Drop all images and give the records again exactly.

+--

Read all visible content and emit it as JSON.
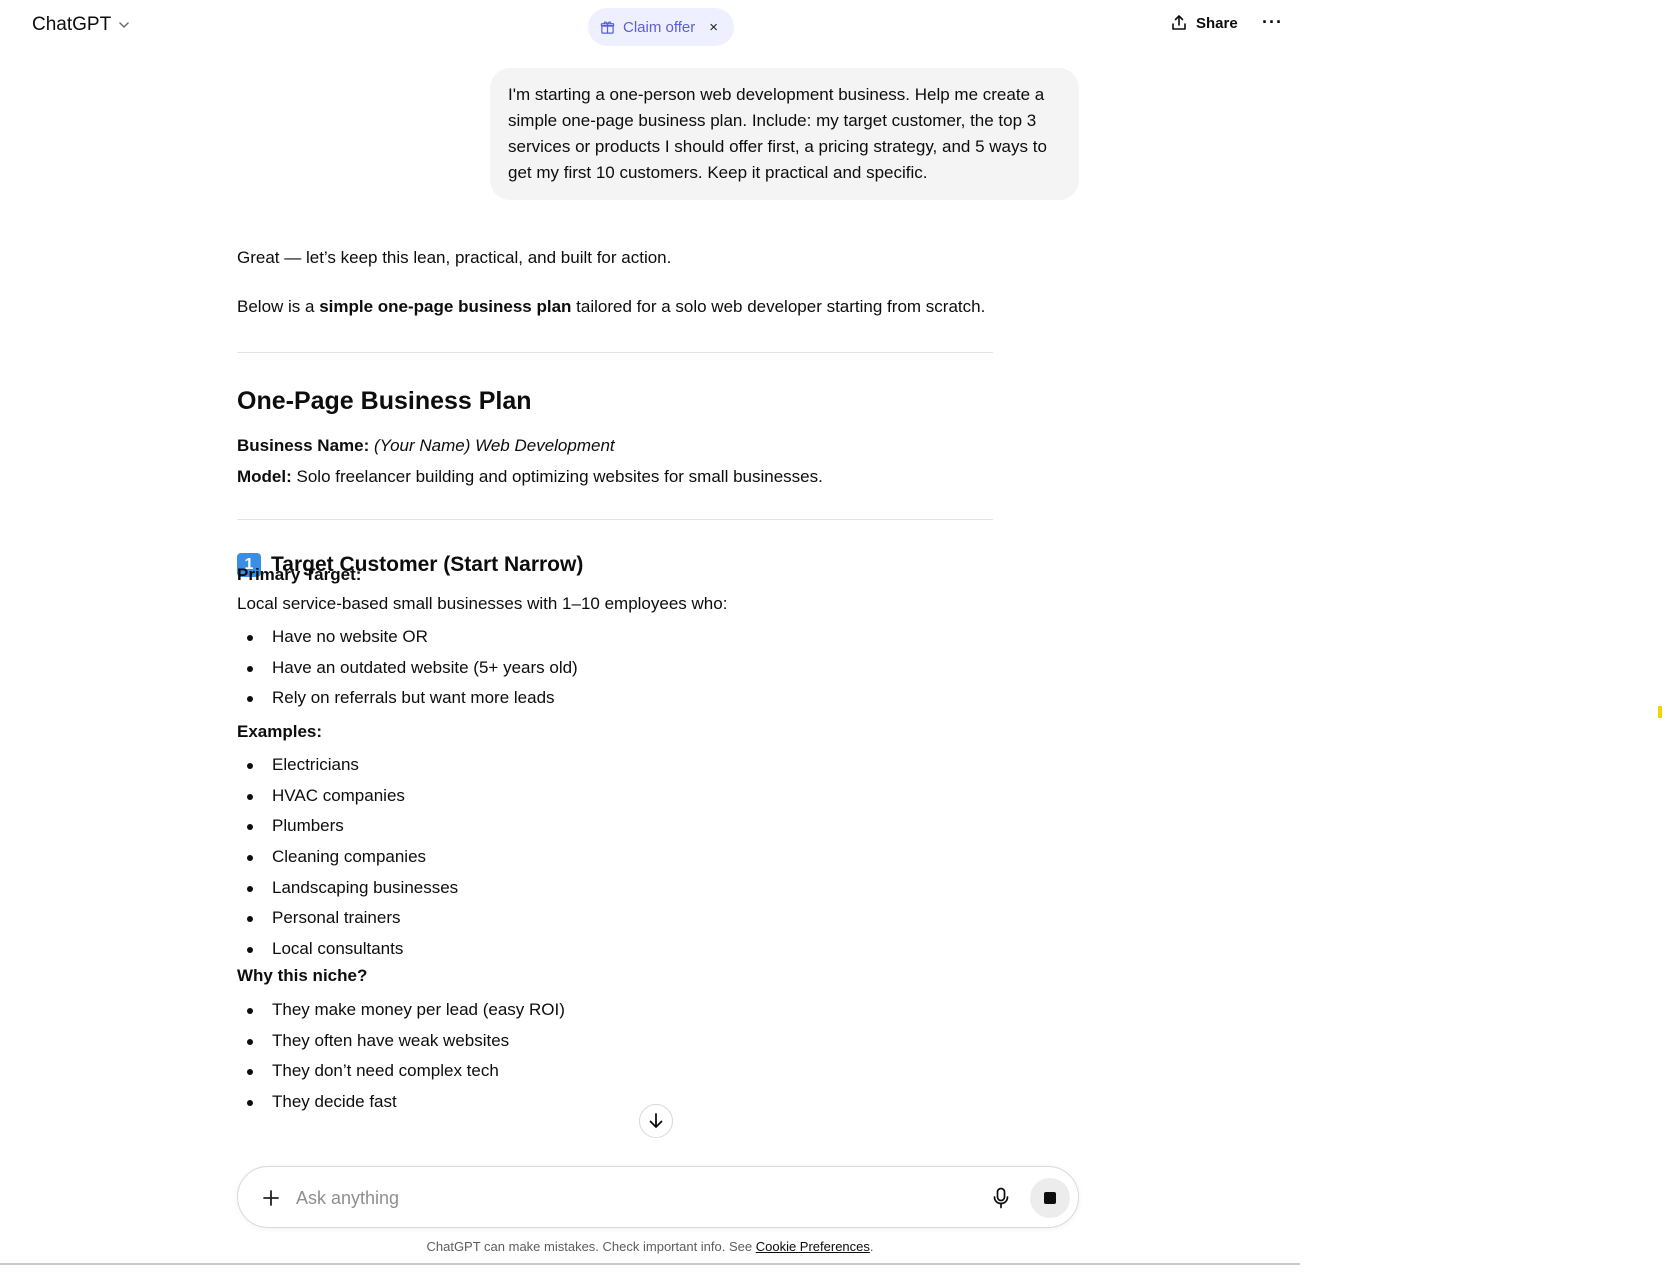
{
  "header": {
    "model_label": "ChatGPT",
    "claim_offer_label": "Claim offer",
    "claim_offer_close": "×",
    "share_label": "Share",
    "more_label": "···"
  },
  "conversation": {
    "user_message": "I'm starting a one-person web development business. Help me create a simple one-page business plan. Include: my target customer, the top 3 services or products I should offer first, a pricing strategy, and 5 ways to get my first 10 customers. Keep it practical and specific.",
    "assistant": {
      "intro": "Great — let’s keep this lean, practical, and built for action.",
      "below_prefix": "Below is a ",
      "below_bold": "simple one-page business plan",
      "below_suffix": " tailored for a solo web developer starting from scratch.",
      "title": "One-Page Business Plan",
      "business_name_label": "Business Name:",
      "business_name_value": "(Your Name) Web Development",
      "model_label": "Model:",
      "model_value": "Solo freelancer building and optimizing websites for small businesses.",
      "section1": {
        "badge": "1",
        "title": "Target Customer (Start Narrow)",
        "primary_label": "Primary Target:",
        "primary_desc": "Local service-based small businesses with 1–10 employees who:",
        "criteria": [
          "Have no website OR",
          "Have an outdated website (5+ years old)",
          "Rely on referrals but want more leads"
        ],
        "examples_label": "Examples:",
        "examples": [
          "Electricians",
          "HVAC companies",
          "Plumbers",
          "Cleaning companies",
          "Landscaping businesses",
          "Personal trainers",
          "Local consultants"
        ],
        "why_label": "Why this niche?",
        "why": [
          "They make money per lead (easy ROI)",
          "They often have weak websites",
          "They don’t need complex tech",
          "They decide fast"
        ]
      }
    }
  },
  "composer": {
    "placeholder": "Ask anything",
    "value": ""
  },
  "footer": {
    "disclaimer_prefix": "ChatGPT can make mistakes. Check important info. See ",
    "cookie_link": "Cookie Preferences",
    "disclaimer_suffix": "."
  },
  "colors": {
    "claim_offer_bg": "#eef0ff",
    "claim_offer_text": "#5b5fd6",
    "user_bubble_bg": "#f4f4f4",
    "badge_blue": "#3a8ee6"
  },
  "icons": {
    "chevron": "chevron-down-icon",
    "gift": "gift-icon",
    "share": "share-icon",
    "scroll": "arrow-down-icon",
    "plus": "plus-icon",
    "mic": "microphone-icon",
    "stop": "stop-icon"
  }
}
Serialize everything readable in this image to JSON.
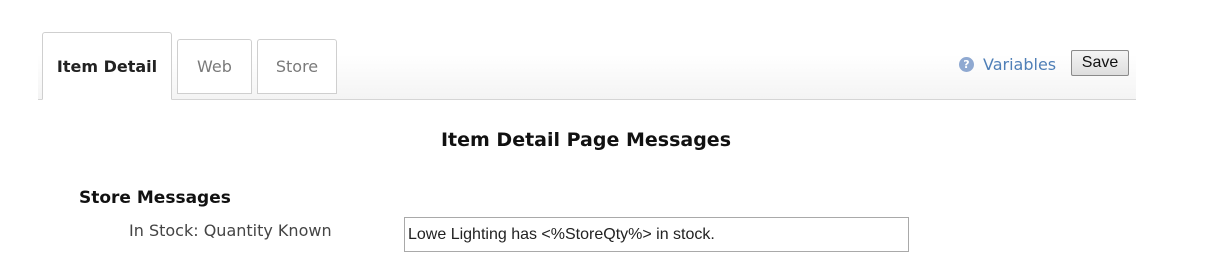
{
  "tabs": [
    {
      "label": "Item Detail",
      "active": true
    },
    {
      "label": "Web",
      "active": false
    },
    {
      "label": "Store",
      "active": false
    }
  ],
  "toolbar": {
    "help_icon_glyph": "?",
    "variables_label": "Variables",
    "save_label": "Save"
  },
  "main": {
    "title": "Item Detail Page Messages",
    "section_title": "Store Messages",
    "fields": [
      {
        "label": "In Stock: Quantity Known",
        "value": "Lowe Lighting has <%StoreQty%> in stock."
      }
    ]
  },
  "colors": {
    "link": "#4f7fb7",
    "help_icon": "#8fa9d1",
    "tab_border": "#cfcfcf"
  },
  "icons": {
    "help": "question-circle-icon"
  }
}
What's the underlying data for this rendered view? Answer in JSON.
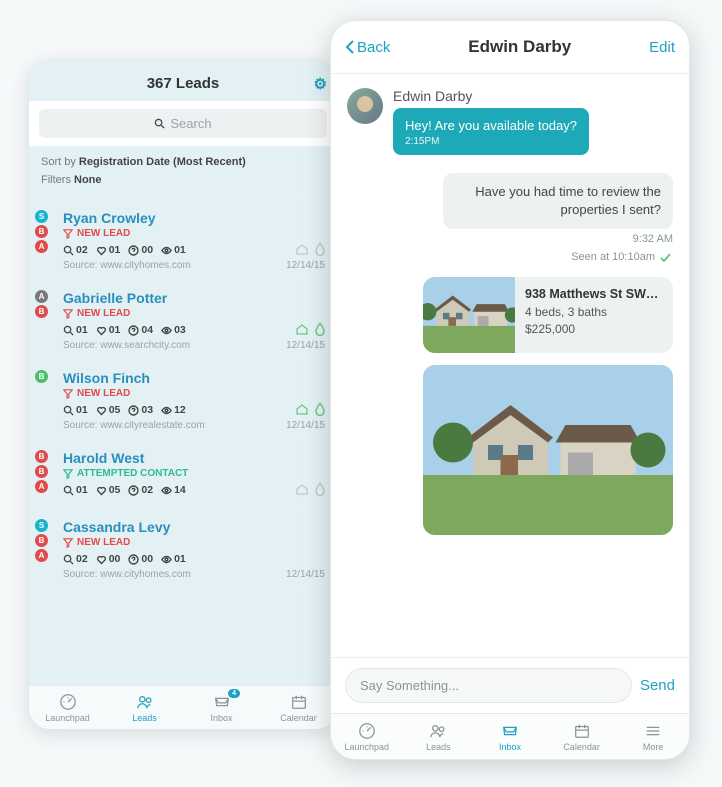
{
  "left": {
    "title": "367 Leads",
    "search_placeholder": "Search",
    "sort_label": "Sort by",
    "sort_value": "Registration Date (Most Recent)",
    "filters_label": "Filters",
    "filters_value": "None",
    "leads": [
      {
        "name": "Ryan Crowley",
        "status": "NEW LEAD",
        "status_type": "new",
        "m_search": "02",
        "m_fav": "01",
        "m_q": "00",
        "m_view": "01",
        "source": "Source: www.cityhomes.com",
        "date": "12/14/15"
      },
      {
        "name": "Gabrielle Potter",
        "status": "NEW LEAD",
        "status_type": "new",
        "m_search": "01",
        "m_fav": "01",
        "m_q": "04",
        "m_view": "03",
        "source": "Source: www.searchcity.com",
        "date": "12/14/15"
      },
      {
        "name": "Wilson Finch",
        "status": "NEW LEAD",
        "status_type": "new",
        "m_search": "01",
        "m_fav": "05",
        "m_q": "03",
        "m_view": "12",
        "source": "Source: www.cityrealestate.com",
        "date": "12/14/15"
      },
      {
        "name": "Harold West",
        "status": "ATTEMPTED CONTACT",
        "status_type": "att",
        "m_search": "01",
        "m_fav": "05",
        "m_q": "02",
        "m_view": "14",
        "source": "",
        "date": ""
      },
      {
        "name": "Cassandra Levy",
        "status": "NEW LEAD",
        "status_type": "new",
        "m_search": "02",
        "m_fav": "00",
        "m_q": "00",
        "m_view": "01",
        "source": "Source: www.cityhomes.com",
        "date": "12/14/15"
      }
    ],
    "tabs": {
      "launchpad": "Launchpad",
      "leads": "Leads",
      "inbox": "Inbox",
      "inbox_badge": "4",
      "calendar": "Calendar"
    }
  },
  "right": {
    "back": "Back",
    "title": "Edwin Darby",
    "edit": "Edit",
    "sender_name": "Edwin Darby",
    "msg1": "Hey! Are you available today?",
    "msg1_time": "2:15PM",
    "msg2": "Have you had time to review the properties I sent?",
    "msg2_time": "9:32 AM",
    "seen": "Seen at 10:10am",
    "listing": {
      "title": "938 Matthews St SW…",
      "specs": "4 beds, 3 baths",
      "price": "$225,000"
    },
    "input_placeholder": "Say Something...",
    "send": "Send",
    "tabs": {
      "launchpad": "Launchpad",
      "leads": "Leads",
      "inbox": "Inbox",
      "calendar": "Calendar",
      "more": "More"
    }
  }
}
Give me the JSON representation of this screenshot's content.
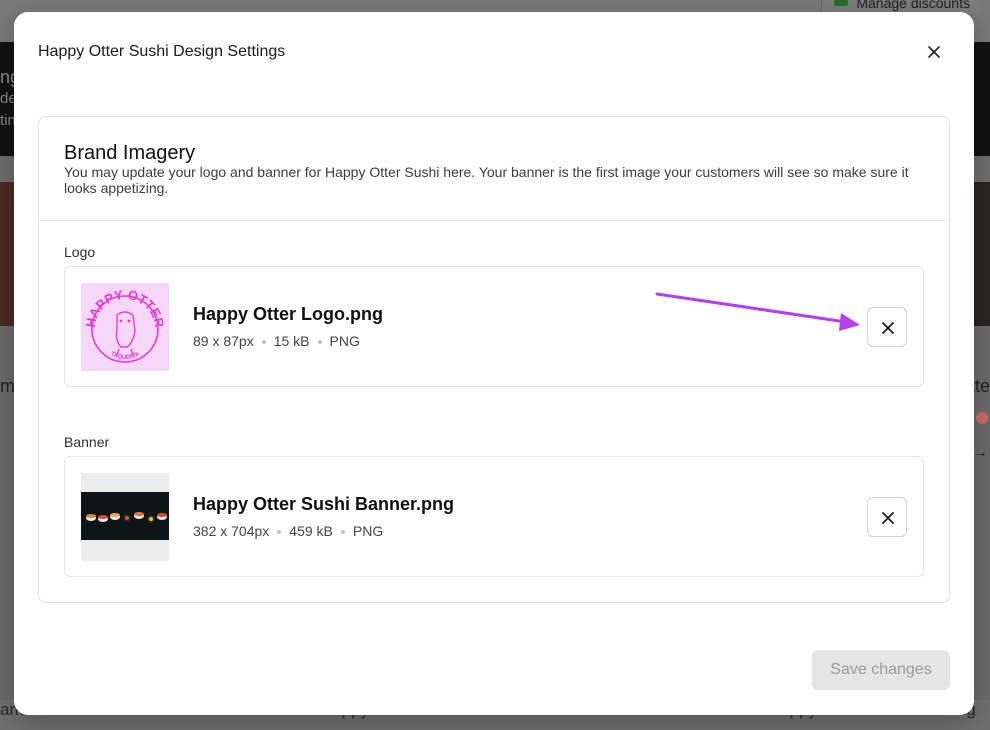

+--

§ **PROBLEM SOLUTION**
Read all visible content and emit it as JSON.
{
  "header": {
    "model_label": "ChatGPT",
    "claim_offer_label": "Claim offer",
    "claim_offer_close": "×",
    "share_label": "Share",
    "more_label": "···"
  },
  "conversation": {
    "user_message": "I'm starting a one-person web development business. Help me create a simple one-page business plan. Include: my target customer, the top 3 services or products I should offer first, a pricing strategy, and 5 ways to get my first 10 customers. Keep it practical and specific.",
    "assistant": {
      "intro": "Great — let’s keep this lean, practical, and built for action.",
      "below_prefix": "Below is a ",
      "below_bold": "simple one-page business plan",
      "below_suffix": " tailored for a solo web developer starting from scratch.",
      "title": "One-Page Business Plan",
      "business_name_label": "Business Name:",
      "business_name_value": "(Your Name) Web Development",
      "model_label": "Model:",
      "model_value": "Solo freelancer building and optimizing websites for small businesses.",
      "section1": {
        "badge": "1",
        "title": "Target Customer (Start Narrow)",
        "primary_label": "Primary Target:",
        "primary_desc": "Local service-based small businesses with 1–10 employees who:",
        "criteria": [
          "Have no website OR",
          "Have an outdated website (5+ years old)",
          "Rely on referrals but want more leads"
        ],
        "examples_label": "Examples:",
        "examples": [
          "Electricians",
          "HVAC companies",
          "Plumbers",
          "Cleaning companies",
          "Landscaping businesses",
          "Personal trainers",
          "Local consultants"
        ],
        "why_label": "Why this niche?",
        "why": [
          "They make money per lead (easy ROI)",
          "They often have weak websites",
          "They don’t need complex tech",
          "They decide fast"
        ]
      }
    }
  },
  "composer": {
    "placeholder": "Ask anything",
    "value": ""
  },
  "footer": {
    "disclaimer_prefix": "ChatGPT can make mistakes. Check important info. See ",
    "cookie_link": "Cookie Preferences",
    "disclaimer_suffix": "."
  },
  "colors": {
    "claim_offer_bg": "#eef0ff",
    "claim_offer_text": "#5b5fd6",
    "user_bubble_bg": "#f4f4f4",
    "badge_blue": "#3a8ee6"
  },
  "icons": {
    "chevron": "chevron-down-icon",
    "gift": "gift-icon",
    "share": "share-icon",
    "scroll": "arrow-down-icon",
    "plus": "plus-icon",
    "mic": "microphone-icon",
    "stop": "stop-icon"
  }
}
Serialize everything readable in this image to JSON.
{
  "tabs": [
    {
      "label": "Item Detail",
      "active": true
    },
    {
      "label": "Web",
      "active": false
    },
    {
      "label": "Store",
      "active": false
    }
  ],
  "toolbar": {
    "help_icon_glyph": "?",
    "variables_label": "Variables",
    "save_label": "Save"
  },
  "main": {
    "title": "Item Detail Page Messages",
    "section_title": "Store Messages",
    "fields": [
      {
        "label": "In Stock: Quantity Known",
        "value": "Lowe Lighting has <%StoreQty%> in stock."
      }
    ]
  },
  "colors": {
    "link": "#4f7fb7",
    "help_icon": "#8fa9d1",
    "tab_border": "#cfcfcf"
  },
  "icons": {
    "help": "question-circle-icon"
  }
}
What's the underlying data for this rendered view? Answer in JSON.
{
  "left": {
    "title": "367 Leads",
    "search_placeholder": "Search",
    "sort_label": "Sort by",
    "sort_value": "Registration Date (Most Recent)",
    "filters_label": "Filters",
    "filters_value": "None",
    "leads": [
      {
        "name": "Ryan Crowley",
        "status": "NEW LEAD",
        "status_type": "new",
        "m_search": "02",
        "m_fav": "01",
        "m_q": "00",
        "m_view": "01",
        "source": "Source: www.cityhomes.com",
        "date": "12/14/15"
      },
      {
        "name": "Gabrielle Potter",
        "status": "NEW LEAD",
        "status_type": "new",
        "m_search": "01",
        "m_fav": "01",
        "m_q": "04",
        "m_view": "03",
        "source": "Source: www.searchcity.com",
        "date": "12/14/15"
      },
      {
        "name": "Wilson Finch",
        "status": "NEW LEAD",
        "status_type": "new",
        "m_search": "01",
        "m_fav": "05",
        "m_q": "03",
        "m_view": "12",
        "source": "Source: www.cityrealestate.com",
        "date": "12/14/15"
      },
      {
        "name": "Harold West",
        "status": "ATTEMPTED CONTACT",
        "status_type": "att",
        "m_search": "01",
        "m_fav": "05",
        "m_q": "02",
        "m_view": "14",
        "source": "",
        "date": ""
      },
      {
        "name": "Cassandra Levy",
        "status": "NEW LEAD",
        "status_type": "new",
        "m_search": "02",
        "m_fav": "00",
        "m_q": "00",
        "m_view": "01",
        "source": "Source: www.cityhomes.com",
        "date": "12/14/15"
      }
    ],
    "tabs": {
      "launchpad": "Launchpad",
      "leads": "Leads",
      "inbox": "Inbox",
      "inbox_badge": "4",
      "calendar": "Calendar"
    }
  },
  "right": {
    "back": "Back",
    "title": "Edwin Darby",
    "edit": "Edit",
    "sender_name": "Edwin Darby",
    "msg1": "Hey! Are you available today?",
    "msg1_time": "2:15PM",
    "msg2": "Have you had time to review the properties I sent?",
    "msg2_time": "9:32 AM",
    "seen": "Seen at 10:10am",
    "listing": {
      "title": "938 Matthews St SW…",
      "specs": "4 beds, 3 baths",
      "price": "$225,000"
    },
    "input_placeholder": "Say Something...",
    "send": "Send",
    "tabs": {
      "launchpad": "Launchpad",
      "leads": "Leads",
      "inbox": "Inbox",
      "calendar": "Calendar",
      "more": "More"
    }
  }
}
Give me the JSON representation of this screenshot's content.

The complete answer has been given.